Jesus was fierce.
He was the type of man who could confront a person teeming with demons head on without flinching. While your average person would have squirmed uncomfortably or made a skillful exit, Jesus talked to that person and found a way to help him.
He was the type of man who could sleep through a thunderstorm in a sinking boat in the middle of the lake. The disciples were terrified as they tried their best to rectify the situation. Jesus simply talked to the angry wind and waves. Then, chided His disciples for being afraid.
He reached out and touched people with highly contagious diseases. Others would have avoided contact or at least put on gloves. Jesus reached out and touched. Jesus healed.
He stood up to religious leaders who had the power to kill him. He even got between them and one of their greatest money making schemes when He tore through the temple like a hurricane. He turned over tables and chased the greedy salesmen out of his father’s house with holy fervor. It’s not surprising that they plotted His death after that. You know how people get when you get between them and their money.
A great writer sums it up well, “[Jesus] was never elated by applause, nor dejected by censure or disappointment. Amid the greatest opposition and the most cruel treatment, He was still of good courage.”
Yet, despite the ferocious confidence that Jesus had from being completely surrendered to God there was one thing that made Him anxious. Something, that terrified him. Facing the second death –eternal separation for from His father.
It’s pretty evident that Jesus’ motto was very similar to the gospel song
Anywhere with [My Father] I can safely go,
Anywhere He leads me in this world below.
Anywhere without Him, dearest joys would fade;
Anywhere with [My Father] I am not afraid.
This should teach us something. If Jesus could face the most terrifying situations like that, we can too. Yes, we tend to get anxious about more trivial things; yet, we can learn a little about how to conquer those fears using the same principles that Jesus used the one time that He was anxious.
The time is when He was in Gethsemane. Here Jesus was dipping his toes in the deep, dark waters of eternal death unsure if He would ever resurface if He stepped in. His strength was failing him.
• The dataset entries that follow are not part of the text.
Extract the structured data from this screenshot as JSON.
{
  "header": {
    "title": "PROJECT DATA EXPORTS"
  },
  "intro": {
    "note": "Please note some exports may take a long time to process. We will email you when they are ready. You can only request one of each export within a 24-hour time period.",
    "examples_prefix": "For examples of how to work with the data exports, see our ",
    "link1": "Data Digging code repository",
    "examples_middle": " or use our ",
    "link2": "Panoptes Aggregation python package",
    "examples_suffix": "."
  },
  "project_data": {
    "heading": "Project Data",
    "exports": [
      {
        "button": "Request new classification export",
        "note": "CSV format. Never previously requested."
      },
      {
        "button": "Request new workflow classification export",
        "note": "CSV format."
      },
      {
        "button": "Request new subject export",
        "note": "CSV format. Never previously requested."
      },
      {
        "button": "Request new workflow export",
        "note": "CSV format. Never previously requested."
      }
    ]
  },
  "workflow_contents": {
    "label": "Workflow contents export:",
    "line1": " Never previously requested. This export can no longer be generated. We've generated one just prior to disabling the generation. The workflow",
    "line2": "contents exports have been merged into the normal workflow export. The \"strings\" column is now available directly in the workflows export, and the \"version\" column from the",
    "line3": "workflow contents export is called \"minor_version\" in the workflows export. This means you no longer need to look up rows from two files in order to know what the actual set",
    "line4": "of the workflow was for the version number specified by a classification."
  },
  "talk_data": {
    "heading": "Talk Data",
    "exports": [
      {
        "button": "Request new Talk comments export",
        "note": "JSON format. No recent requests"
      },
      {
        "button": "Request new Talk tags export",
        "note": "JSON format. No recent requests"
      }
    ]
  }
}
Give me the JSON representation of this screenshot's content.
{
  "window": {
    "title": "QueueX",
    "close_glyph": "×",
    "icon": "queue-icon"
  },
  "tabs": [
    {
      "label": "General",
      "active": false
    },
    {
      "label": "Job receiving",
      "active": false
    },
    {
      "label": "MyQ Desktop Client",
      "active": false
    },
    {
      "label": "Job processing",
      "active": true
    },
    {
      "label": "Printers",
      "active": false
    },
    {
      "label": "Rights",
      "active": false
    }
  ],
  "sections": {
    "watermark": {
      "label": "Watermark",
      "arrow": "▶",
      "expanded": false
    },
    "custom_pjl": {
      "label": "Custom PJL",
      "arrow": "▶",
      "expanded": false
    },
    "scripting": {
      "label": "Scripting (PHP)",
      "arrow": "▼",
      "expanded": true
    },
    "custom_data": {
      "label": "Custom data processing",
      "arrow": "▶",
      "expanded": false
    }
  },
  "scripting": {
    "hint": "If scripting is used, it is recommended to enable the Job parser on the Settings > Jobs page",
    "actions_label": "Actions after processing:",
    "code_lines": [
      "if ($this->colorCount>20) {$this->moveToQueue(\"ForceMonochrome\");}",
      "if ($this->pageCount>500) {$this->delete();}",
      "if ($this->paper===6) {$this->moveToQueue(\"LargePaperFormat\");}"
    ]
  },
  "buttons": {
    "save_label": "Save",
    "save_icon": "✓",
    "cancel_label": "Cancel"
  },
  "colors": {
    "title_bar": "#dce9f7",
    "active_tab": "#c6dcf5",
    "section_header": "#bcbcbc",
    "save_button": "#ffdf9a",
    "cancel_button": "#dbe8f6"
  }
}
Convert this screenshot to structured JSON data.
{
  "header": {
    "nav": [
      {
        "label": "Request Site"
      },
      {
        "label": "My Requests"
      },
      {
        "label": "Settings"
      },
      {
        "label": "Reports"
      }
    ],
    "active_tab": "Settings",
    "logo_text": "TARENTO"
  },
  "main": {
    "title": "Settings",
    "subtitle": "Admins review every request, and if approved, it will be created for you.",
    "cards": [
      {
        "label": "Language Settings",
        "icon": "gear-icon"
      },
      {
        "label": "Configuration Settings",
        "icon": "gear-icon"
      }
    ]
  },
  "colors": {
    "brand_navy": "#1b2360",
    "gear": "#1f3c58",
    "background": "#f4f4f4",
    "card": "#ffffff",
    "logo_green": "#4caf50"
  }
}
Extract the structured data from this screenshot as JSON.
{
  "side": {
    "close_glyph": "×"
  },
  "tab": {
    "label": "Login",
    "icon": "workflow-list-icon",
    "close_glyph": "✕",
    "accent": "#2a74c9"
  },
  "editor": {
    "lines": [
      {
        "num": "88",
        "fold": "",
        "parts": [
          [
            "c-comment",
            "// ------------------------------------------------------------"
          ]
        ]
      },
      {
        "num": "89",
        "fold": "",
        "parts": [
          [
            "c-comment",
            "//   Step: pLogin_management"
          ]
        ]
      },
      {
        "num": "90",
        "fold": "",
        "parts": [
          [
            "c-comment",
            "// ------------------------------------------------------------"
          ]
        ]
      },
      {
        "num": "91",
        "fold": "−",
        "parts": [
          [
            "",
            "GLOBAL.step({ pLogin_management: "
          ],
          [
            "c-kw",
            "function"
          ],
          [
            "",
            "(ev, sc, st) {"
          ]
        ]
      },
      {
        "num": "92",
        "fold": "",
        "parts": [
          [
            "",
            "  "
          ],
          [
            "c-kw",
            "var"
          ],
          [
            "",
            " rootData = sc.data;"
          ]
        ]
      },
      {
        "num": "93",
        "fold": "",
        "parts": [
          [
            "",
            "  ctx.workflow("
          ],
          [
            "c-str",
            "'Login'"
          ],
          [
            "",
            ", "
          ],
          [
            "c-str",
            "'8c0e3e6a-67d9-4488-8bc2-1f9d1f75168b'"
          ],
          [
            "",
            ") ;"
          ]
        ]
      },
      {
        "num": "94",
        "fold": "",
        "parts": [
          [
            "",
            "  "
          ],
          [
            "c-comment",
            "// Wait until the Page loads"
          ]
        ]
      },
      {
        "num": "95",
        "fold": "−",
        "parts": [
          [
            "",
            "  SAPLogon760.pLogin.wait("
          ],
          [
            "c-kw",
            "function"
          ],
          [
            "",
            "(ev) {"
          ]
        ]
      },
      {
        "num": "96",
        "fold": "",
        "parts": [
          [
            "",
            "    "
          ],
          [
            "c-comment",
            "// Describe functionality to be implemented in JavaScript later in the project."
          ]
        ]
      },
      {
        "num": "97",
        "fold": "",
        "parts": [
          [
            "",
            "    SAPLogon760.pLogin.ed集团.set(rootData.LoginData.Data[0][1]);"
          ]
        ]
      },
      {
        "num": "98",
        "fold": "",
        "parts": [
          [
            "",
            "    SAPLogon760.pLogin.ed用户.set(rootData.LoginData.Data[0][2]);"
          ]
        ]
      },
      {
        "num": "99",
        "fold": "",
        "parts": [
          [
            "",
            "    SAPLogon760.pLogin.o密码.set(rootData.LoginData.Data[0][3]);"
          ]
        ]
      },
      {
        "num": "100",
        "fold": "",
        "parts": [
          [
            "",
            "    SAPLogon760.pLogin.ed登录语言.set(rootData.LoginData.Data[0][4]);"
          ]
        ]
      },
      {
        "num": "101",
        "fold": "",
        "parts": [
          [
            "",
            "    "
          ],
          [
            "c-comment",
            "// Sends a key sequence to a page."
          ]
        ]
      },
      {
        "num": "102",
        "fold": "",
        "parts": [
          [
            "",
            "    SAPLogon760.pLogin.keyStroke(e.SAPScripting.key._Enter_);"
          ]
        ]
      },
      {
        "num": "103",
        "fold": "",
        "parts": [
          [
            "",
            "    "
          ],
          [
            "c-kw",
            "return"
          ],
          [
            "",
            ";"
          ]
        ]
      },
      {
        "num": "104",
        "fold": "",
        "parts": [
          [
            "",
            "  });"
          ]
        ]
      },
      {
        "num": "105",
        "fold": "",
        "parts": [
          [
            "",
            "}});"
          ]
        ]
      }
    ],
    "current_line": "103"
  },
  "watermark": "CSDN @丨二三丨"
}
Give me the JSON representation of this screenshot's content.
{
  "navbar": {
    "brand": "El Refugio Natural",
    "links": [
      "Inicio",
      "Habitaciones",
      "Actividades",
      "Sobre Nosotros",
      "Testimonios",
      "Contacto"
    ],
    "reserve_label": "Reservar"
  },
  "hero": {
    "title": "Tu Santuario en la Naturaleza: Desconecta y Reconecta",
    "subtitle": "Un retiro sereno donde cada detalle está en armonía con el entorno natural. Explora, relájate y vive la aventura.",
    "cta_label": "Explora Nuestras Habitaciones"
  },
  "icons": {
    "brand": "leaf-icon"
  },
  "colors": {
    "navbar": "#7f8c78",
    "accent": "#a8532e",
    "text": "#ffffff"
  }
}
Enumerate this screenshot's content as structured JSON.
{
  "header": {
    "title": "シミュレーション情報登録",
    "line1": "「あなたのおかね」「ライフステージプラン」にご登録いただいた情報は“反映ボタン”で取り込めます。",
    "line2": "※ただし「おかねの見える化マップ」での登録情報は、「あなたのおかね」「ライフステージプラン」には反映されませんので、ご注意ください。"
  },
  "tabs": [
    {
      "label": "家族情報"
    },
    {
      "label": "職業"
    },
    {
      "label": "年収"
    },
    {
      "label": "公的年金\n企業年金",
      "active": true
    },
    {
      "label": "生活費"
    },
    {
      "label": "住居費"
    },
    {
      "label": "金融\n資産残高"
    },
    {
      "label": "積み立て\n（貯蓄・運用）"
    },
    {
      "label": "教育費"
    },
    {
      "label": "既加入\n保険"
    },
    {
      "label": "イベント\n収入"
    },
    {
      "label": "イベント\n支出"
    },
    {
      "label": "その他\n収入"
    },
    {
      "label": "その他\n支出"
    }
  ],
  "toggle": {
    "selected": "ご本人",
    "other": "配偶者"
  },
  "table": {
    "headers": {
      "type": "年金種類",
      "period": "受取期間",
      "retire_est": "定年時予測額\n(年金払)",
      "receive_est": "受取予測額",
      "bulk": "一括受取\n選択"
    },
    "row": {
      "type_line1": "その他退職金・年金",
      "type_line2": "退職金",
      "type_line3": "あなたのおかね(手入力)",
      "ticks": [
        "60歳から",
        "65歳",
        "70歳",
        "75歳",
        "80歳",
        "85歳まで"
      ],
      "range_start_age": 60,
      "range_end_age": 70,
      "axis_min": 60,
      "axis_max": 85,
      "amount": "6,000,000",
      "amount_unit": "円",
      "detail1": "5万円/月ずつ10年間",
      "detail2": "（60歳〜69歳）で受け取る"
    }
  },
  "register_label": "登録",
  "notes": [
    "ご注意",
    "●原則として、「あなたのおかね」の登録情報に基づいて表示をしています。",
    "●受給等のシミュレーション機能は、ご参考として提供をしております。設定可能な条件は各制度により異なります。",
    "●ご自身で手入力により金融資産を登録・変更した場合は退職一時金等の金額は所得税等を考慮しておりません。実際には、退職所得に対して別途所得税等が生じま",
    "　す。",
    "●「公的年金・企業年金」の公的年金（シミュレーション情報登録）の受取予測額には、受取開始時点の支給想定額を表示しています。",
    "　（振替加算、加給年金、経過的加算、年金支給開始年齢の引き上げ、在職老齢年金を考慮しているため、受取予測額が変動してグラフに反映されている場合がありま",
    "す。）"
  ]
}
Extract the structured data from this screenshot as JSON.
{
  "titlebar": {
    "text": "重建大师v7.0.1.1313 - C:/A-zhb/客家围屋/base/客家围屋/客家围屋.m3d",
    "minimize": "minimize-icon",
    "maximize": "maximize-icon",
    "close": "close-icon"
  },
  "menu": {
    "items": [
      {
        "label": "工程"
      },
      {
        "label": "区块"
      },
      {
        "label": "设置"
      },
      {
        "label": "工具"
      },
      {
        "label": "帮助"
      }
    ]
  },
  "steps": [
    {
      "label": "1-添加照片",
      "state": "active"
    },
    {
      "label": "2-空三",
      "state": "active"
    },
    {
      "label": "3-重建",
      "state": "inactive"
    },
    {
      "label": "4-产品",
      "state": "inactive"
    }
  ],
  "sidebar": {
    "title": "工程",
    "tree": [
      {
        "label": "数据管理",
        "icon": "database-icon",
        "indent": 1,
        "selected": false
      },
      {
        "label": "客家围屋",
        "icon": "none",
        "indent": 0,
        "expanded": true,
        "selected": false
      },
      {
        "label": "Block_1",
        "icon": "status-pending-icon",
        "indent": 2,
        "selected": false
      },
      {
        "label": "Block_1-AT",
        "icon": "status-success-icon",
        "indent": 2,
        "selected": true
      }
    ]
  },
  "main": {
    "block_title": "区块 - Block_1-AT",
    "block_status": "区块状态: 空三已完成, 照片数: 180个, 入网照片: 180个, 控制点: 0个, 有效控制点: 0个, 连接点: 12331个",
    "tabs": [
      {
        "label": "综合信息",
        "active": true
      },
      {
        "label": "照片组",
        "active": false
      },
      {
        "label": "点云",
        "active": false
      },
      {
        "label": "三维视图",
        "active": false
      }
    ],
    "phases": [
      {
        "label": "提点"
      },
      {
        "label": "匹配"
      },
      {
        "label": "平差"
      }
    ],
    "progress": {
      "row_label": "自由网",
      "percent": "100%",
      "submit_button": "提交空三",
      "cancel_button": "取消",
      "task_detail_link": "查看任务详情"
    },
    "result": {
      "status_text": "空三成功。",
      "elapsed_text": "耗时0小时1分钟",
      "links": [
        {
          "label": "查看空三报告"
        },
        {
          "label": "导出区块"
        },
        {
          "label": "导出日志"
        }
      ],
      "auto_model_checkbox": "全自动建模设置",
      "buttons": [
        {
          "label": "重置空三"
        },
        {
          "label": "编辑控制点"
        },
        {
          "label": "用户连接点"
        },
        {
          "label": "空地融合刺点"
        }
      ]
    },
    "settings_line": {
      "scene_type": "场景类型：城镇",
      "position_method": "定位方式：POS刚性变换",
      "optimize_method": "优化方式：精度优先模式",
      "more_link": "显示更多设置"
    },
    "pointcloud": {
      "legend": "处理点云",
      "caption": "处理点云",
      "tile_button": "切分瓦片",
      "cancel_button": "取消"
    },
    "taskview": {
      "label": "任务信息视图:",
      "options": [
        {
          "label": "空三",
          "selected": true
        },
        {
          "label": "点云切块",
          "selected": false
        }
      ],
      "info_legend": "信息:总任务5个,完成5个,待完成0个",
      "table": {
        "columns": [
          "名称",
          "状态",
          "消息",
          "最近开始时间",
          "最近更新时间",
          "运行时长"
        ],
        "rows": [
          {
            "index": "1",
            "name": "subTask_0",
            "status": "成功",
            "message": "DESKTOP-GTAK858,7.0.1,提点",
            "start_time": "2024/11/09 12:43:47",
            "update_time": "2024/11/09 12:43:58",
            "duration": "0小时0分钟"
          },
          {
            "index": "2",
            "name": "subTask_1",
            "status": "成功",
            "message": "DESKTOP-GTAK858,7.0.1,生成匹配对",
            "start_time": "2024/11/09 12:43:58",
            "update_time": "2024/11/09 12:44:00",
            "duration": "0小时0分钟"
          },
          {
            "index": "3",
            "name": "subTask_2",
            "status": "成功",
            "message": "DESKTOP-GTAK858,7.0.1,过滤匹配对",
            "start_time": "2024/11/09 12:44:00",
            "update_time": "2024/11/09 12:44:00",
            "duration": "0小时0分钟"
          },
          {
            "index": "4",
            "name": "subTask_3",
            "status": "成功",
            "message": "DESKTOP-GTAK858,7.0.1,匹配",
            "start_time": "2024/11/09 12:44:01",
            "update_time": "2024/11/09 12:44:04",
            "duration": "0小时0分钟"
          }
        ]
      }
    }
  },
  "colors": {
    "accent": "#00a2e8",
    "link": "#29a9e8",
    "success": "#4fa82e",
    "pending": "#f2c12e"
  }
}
His companions had to steady him as He walked into the Garden to pray. His anguish was so great that blood leaked through his skin and dripped down his face. He wavered between wanting His closest friends to be near Him and wanting to hide His terrifying struggle from their terrified eyes.
1. He Kept It Real
The task before Jesus was scary. And He didn’t want to go forward. He wanted to stop right there and go back. And He told God so.
“My Father! If it is possible, let this cup of suffering be taken away from me.”
Matthew 26:39, New Living Translation
In other words, “I don’t want to do this. Can you tell me I don’t have to?”
But there was no way around it. This was the only way to save humanity.
Similarly, we should be honest with God. Let Him know when you don’t want to do something. Once you get that out of the way you can move forward, but start there. Maybe you like the sin or you don’t want to surrender that relationship or you think your plan is better than God’s direction. Well, let him know.
2. He Kept Surrendering
Jesus’ ultimate desire was for God’s will to be done. He kept struggling and wrestling until he truly accepted God’s plan for his life. He didn’t have to surrender one time nor two times, but three.
“My Father! If this cup cannot be taken away unless I drink it, your will be done.” Matthew 26:42, New Living Translation
We often think that it is sufficient to surrender our desires to God once; however, those desires can be very strong. It takes much prayer and a constant surrender to turn them over to God. They may very well pop back up like stubborn weeds. So, we have to take them back to the feet of Jesus.
3. He Kept Clinging
Jesus didn’t stop clinging until He got consolation from God. The clouds didn’t part. He didn’t feel connected. There was still the deep dark gulf between Him and His father. He went through the whole ordeal by faith. He was never able to see past the dark cloud that obscured the Father’s face. Yet, God sent an angel to encourage Him and remind Him that His mission would be successful. That was enough to keep clinging.
In the same way, we should cling to God refusing to let go until He brings us some consolation. It may not be what we want or expect, but there will be some ray of light. Often, it is easier to complain or want to escape the struggle before us, but we must continue to cling asking God for the strength to carry us through.
In our anxiety, let’s be like Jesus.